* **AIM OF THE TASK**:
The data below must be returned in full and exactly.
------ RAW DATA ------
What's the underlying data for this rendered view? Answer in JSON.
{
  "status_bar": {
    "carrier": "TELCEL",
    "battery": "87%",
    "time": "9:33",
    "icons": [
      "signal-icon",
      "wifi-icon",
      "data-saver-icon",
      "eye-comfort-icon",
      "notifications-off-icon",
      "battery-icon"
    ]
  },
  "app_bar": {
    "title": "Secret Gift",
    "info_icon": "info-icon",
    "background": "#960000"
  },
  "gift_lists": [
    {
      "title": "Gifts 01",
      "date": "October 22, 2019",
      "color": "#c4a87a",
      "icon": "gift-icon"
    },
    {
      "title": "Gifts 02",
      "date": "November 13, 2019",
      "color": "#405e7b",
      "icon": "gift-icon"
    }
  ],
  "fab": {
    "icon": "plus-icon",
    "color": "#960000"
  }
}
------
* **OUTPUT OF THE EXERCISE**:
What's the underlying data for this rendered view? Answer in JSON.
{
  "status_bar": {
    "carrier": "TELCEL",
    "battery": "87%",
    "time": "9:33",
    "icons": [
      "signal-icon",
      "wifi-icon",
      "data-saver-icon",
      "eye-comfort-icon",
      "notifications-off-icon",
      "battery-icon"
    ]
  },
  "app_bar": {
    "title": "Secret Gift",
    "info_icon": "info-icon",
    "background": "#960000"
  },
  "gift_lists": [
    {
      "title": "Gifts 01",
      "date": "October 22, 2019",
      "color": "#c4a87a",
      "icon": "gift-icon"
    },
    {
      "title": "Gifts 02",
      "date": "November 13, 2019",
      "color": "#405e7b",
      "icon": "gift-icon"
    }
  ],
  "fab": {
    "icon": "plus-icon",
    "color": "#960000"
  }
}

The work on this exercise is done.